Canada currently has international social security agreements with more than 50 countries. These agreements coordinate pension plans for people who have lived or worked in two countries. Meeting these minimum contribution requirements is generally not difficult if you have lived in Canada all your life. It is much more difficult if you have moved to one or another country partly through life. In the absence of a social security agreement between these countries, individuals would not be entitled to benefits from one or both of these countries. I see that you are an expert on this subject and enjoy reading your answers to other people`s questions.
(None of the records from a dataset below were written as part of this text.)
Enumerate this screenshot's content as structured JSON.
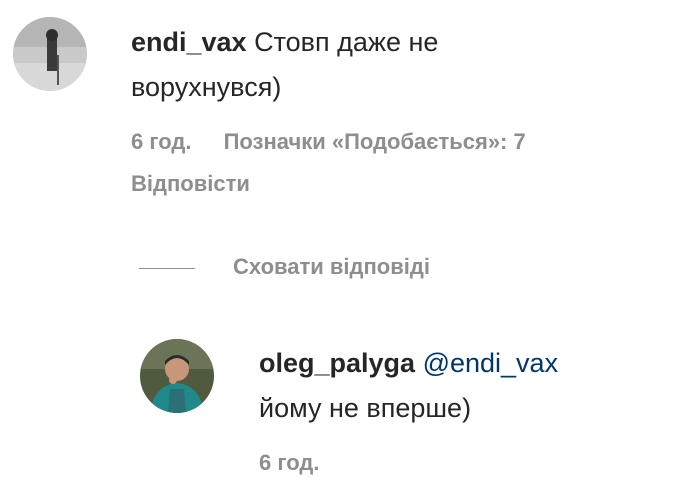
{
  "comment": {
    "username": "endi_vax",
    "text_line1": "Стовп даже не",
    "text_line2": "ворухнувся)",
    "time": "6 год.",
    "likes": "Позначки «Подобається»: 7",
    "reply": "Відповісти"
  },
  "replies_toggle": {
    "label": "Сховати відповіді"
  },
  "reply": {
    "username": "oleg_palyga",
    "mention": "@endi_vax",
    "text": "йому не вперше)",
    "time": "6 год."
  }
}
My wife and I have been Canadian citizens since the mid-1990s, but we have lived in the United States since the late 1990s. While I was earning in the United States and amassing 40 Social Security credits, my wife earned a salary in the United States and lived in Canada for about 4 years. Could his stay of more than 18 years in the United States be used to help him meet the 10-year Canadian residency requirement or the 20-year A-Canada residence requirement for OAS benefits for 20 years? Is the OAS`s power about $578 per person or couple? Is there a chance or risk that the OAS may be reduced/eliminated in the future, especially for Canadian citizens who are entitled to rights in another country such as the United States? As part of this agreement, German pensions for working in the ghetto are transferred to authorized persons residing in the territory of the Republic of Poland. Among the 50 countries are the United States, France, Germany, Australia, Japan and many small countries. Canada has only a limited agreement with the United Kingdom. The right of access to social security benefits in Canada and most other countries generally requires that you meet certain minimum contribution criteria.
For example, you are definitely entitled to a CPP pension, even without using the agreement. You are entitled to a small OAS pension under the contract. Dear Doug, great and useful contributions, thank you very much. My case is this: worked in Romania for ten years between 1990 and 2000, lived and worked in Canada for six years (all taxes paid), from 2001 to 2006, then moved to Romania to be my aging parents, where I have since my residency and work. Question 1: Given that the international social security agreement with Romania will come into force on 01.11.2011, does it apply retroactively if the aforementioned six Canadian years are taken into account (and into account)? This is intended for totalization in both countries, I would decide to apply at the age of 65. Maybe it`s Romania. Question 2: What Canadian pension benefits would I be entitled to if I added up the three contribution segments? Hello Pierre – If you have been in Canada for at least 20 years after the age of 18, you are entitled to a partial OAS, wherever you live without agreement.